- Pittsburgh Land Bank Approved—With Compromises April 17, 2014Pittsburgh recently approved a land bank to acquire properties when owners fall behind on property taxes. The question about how much control to grant an independent authority, or maintain with the City Council, remains controversial.
- Is Cleveland Too Negative? April 17, 2014A recent opinion article by Richey Piiparinen of the Center for Population Dynamics at the Levin College of Urban Affairs at Cleveland State University says “Cleveland's negativity is a challenge to the city's future.”
- New Urbanism Gets a New Leader April 17, 2014Lynn Richards, formerly of the U.S. EPA's Office of Sustainable Communities, is set to become President of the Congress for the New Urbanism in July. In this interview, Richards says that forging new alliances will be a key goal for her.
- Bike Lanes, Maybe, But Let’s 'Lose Yourself to Dance' April 17, 2014Being on the street used to be a dance, but not so since the automobile took over. Is there a way for all modes to coexist through a mutual ethic rather than compete for a street’s right of way?
- A Comprehensive Examination of the Bay Area Housing Crisis April 16, 2014The Google Bus protests got the media’s attention, and the Ellis Act has politicians' attention, but the Bay Area’s current tech-housing-gentrification crisis is a big, complicated mess.
- What Does 'Feminine' Mean to Women Who Bike? April 16, 2014Women are less likely to ride bikes than males in the United States, and part of the complicated issues of gender and biking have at least partly to do with perceptions. A recent article examines what it means to be “feminine” while riding a bike.
- Capital Beltway Peak Toll Tops $11 April 16, 2014Use of the 495 Express Lanes, a HOT variable toll, has been fetching a pretty penny this year for commuters looking to escape the notoriously congested Capital Beltway. The ongoing experiment in commute pricing should recede before a tipping point.
- Details on the Drastic Legislative Efforts to Block BRT in Nashville April 16, 2014Although other states prohibit the use of state funding for public transportation projects, Tennessee state legislators are moving toward an outright ban of bus rapid transit projects anywhere in the state.

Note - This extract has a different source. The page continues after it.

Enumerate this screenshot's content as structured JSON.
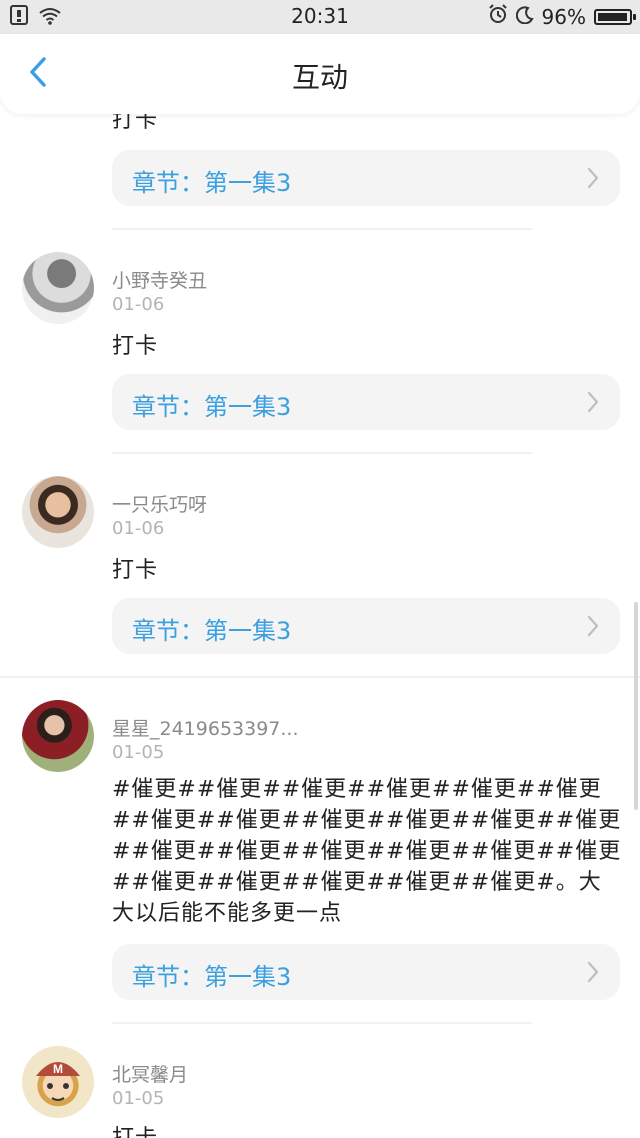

- Walk, Bike, Transit Advocates Lose Sunday Parking Vote April 17, 2014